Enterprise Connect 2023 kicks off next Monday, March 27 (you can still register to attend in-person or virtually), and it comes at a moment when the industry’s challenges are uniquely bound up in issues that impact society at large. The two main examples are hybrid work and AI--specifically generative AI. Enterprise Connect 2023 has tons of “official” content on both topics, and likewise I’m sure much of the hallway/mealtime/reception conversations will steer in this direction as well. So, what specifically might we hope to learn about these topics next week?
With hybrid work, I’m hoping our multiple enterprise end user sessions on the topic will shed some light on how IT/communications organizations are dealing with the ongoing uncertainties of hybrid work.

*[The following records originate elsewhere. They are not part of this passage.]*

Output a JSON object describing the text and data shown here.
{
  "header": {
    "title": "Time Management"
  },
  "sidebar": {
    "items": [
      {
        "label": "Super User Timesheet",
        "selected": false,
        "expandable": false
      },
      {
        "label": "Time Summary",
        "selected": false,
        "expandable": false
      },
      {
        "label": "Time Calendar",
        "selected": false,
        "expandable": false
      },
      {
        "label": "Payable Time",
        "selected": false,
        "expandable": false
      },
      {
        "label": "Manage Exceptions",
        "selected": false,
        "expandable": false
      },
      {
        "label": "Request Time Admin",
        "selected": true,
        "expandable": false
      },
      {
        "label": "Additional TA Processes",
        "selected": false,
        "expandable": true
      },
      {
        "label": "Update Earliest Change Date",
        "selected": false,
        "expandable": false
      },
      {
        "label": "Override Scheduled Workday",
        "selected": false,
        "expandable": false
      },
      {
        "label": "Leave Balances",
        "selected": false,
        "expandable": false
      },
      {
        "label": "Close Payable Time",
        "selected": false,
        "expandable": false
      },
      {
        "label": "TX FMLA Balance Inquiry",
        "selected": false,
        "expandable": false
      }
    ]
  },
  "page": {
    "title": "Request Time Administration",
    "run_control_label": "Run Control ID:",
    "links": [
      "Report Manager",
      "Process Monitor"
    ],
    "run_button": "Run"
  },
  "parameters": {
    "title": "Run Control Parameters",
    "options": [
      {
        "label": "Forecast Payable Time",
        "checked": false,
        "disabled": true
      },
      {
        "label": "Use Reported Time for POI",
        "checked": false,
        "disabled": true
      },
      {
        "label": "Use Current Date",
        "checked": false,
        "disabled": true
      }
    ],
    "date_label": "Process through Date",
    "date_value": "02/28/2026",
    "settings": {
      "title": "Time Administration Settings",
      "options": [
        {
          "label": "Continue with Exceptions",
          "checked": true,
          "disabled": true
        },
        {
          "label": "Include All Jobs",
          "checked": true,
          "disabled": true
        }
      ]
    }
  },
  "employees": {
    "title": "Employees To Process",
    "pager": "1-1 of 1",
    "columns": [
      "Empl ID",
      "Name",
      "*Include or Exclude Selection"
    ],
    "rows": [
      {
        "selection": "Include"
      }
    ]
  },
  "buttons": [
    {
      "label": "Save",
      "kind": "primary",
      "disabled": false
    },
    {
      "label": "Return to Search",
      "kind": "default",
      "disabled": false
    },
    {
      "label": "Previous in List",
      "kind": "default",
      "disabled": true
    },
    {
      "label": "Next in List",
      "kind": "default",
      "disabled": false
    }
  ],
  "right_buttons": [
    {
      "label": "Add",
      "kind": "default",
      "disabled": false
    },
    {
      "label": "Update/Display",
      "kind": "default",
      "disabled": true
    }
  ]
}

The return-to-office/remote-forever pendulum seems to swing at about a four to six-week interval; just when you think the economy is giving corporate leadership the leverage it needs to enforce at least some time in the office, you see another article about a high-profile company where employees continue to buck the trend (and the bosses). This is a problem that technology can’t solve, and in some ways, technology can be a casualty of the uncertainty—you can put in great conference room tech and loads of bandwidth, but if people just don’t want to commute, what does it get you?
On the other hand, I’m hoping we learn about what’s actually working for end users, whether in the office or remote: Which devices or applications actually make meeting participants feel included and help them feel connected to the others on the call; which policies and best practices make collaboration more natural; and what actually drives productivity.
When it comes to AI, there will certainly be plenty of talk about ChatGPT, generative AI, and Large Language Models (LLMs). With Microsoft integrating LLMs into its Microsoft 365 suite as the Copilot feature, this whole area is moving faster than anyone would have imagined this time last year. And for Copilot and many other AI-driven scenarios, productivity is the big allure: If a collaboration platform can answer your questions and present you with information and insights about meetings you missed, it could be a big win for overtaxed remote workers.
Then there’s the role that generative AI could play in the contact center, helping agents on the back end, and potentially enhancing self-service on the customer-facing side. Developments are moving just as quickly in this area, with Salesforce and Microsoft both announcing products in the generative AI-for-CRM space.
So, the obvious question will be: How real is this stuff? How good is it, how accurate—and what’s it really good for? Another equally important question will be about compliance: How many of these wonderful new AI capabilities will an enterprise actually be able to leverage? I’ve talked to enterprise folks whose compliance teams wouldn’t even let them turn on basic transcription for video meetings.
And that’s just the two hottest issues. As always, Enterprise Connect is going to be a feast of information, insights, networking, and technology, with a healthy amount of fun tossed in there as well. Our program covers everything from E911 to real-time network performance, from security to dealing with a multi-generational workforce. Plus, we’re bringing the enterprise communications/IT community together on important issues including accessibility, diversity, and women in communications. There’s still time to get in on the big event of the year—I hope we see you next week in Orlando, or online.